The new Food Information Regulation will replace the current EU Food Labelling Directive.
In many respects food labelling rules will remain unchanged, but there will be significant alterations in three key areas. It is those areas which have been causing the delay and controversy, and in some cases a compromise has been reached on the basis that the Commission will carry out further study with a view to introducing further legislation in the future.
Minimum print size
The first key change is the introduction of a minimum font size of 1.2mm for the “x – height” for all mandatory labelling information. If the largest surface of the food package is less than 80cm2 then the minimum font size is reduced to 0.9mm.
What’s more, if the largest surface is less than 10cm2 then many of the mandatory items of information need not be indicated at all, so long as the name of the food, any allergens, the net quantity and the date of minimum durability are marked in the minimum 0.9mm font.

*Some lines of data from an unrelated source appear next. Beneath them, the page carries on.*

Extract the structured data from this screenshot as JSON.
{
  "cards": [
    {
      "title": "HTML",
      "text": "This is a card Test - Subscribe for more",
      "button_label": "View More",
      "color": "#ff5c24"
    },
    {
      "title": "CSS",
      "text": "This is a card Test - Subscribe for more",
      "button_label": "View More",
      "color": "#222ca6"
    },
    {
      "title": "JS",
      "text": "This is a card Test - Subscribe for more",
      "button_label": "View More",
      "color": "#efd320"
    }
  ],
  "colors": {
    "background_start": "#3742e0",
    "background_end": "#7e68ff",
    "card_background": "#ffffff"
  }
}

Mandatory nutrition declaration
The proposed new rules on nutrition declarations are significantly less extensive than had originally been planned. A nutrition declaration will become mandatory for the first time on most products, but, contrary to earlier proposals, it need not be carried on the front of the pack. The minimum declaration would be the energy value and the amounts of fat, saturates, carbohydrates, protein, sugars and salt, which must be given per 100g or 100ml. Declarations per portion will be permitted in addition as will indications by reference to guideline daily amounts. Other nutrients such as polyunsaturated and vitamins can also be included. There are a number of provisions allowing for flexibility, such as the use of additional graphical symbols, but in fact because of the conditions imposed on such extra information the net effect may be to reduce manufacturers’ choice rather than increase it.
Country of origin labelling
The final controversial area was mandatory country of origin labelling. Currently such labelling is required for fresh beef, fruits and vegetables, honey, olive oil and in other circumstances where a failure to give an indication of origin might mislead consumers. Under the new legislation compulsory country of origin labelling will also apply to fresh pig, sheep, goat and poultry meat. The European Commission will adopt detailed implementing rules within two years after Regulation enters into force, and must also submit a report about possible extension of origin labelling to meat used as an ingredient in food products, and to other products such as milk, milk used as an ingredient, single ingredient products and products where an ingredient represents more than 50% of the food.
In essence what has happened is that most of the debate about country of origin labelling has been postponed in order to get agreement on the rest of the Food Information Regulation.
More minor changes include a requirement to emphasise allergens by using a type set that distinguishes them from the rest of the list of ingredients, and a paragraph instructing the Commission to examine the possibility or requiring, for the first time, alcoholic drinks to be bear a list of ingredients and nutrition declarations, or at least an indication of energy value.
There will be a number of new special cases such as a requirement to give the date of freezing of deep frozen products, specifying which vegetable oils have been used in a product and indicating when water has been added to meat or fish.
The issue of trans fats is to be postponed – with the Commission instructed to study further what measures might be appropriate – whether mandatory labelling or an actual ban.
Entry into force
There is a good chance that the new Regulation will be agreed and published in the Official Journal of the EU in late 2012. The new rules will become compulsory three years after that publication date, save for the mandatory nutrition declaration where the transitional period will be 5 years.
The length of the transition periods gives food businesses plenty of time to consider how to adapt labelling to the new rules. In some cases the best solution may be a reformulation of the product, which would inevitably extend the lead time. Prudent food and drink businesses will start work on the impact of the new Regulation as soon as it is finalised.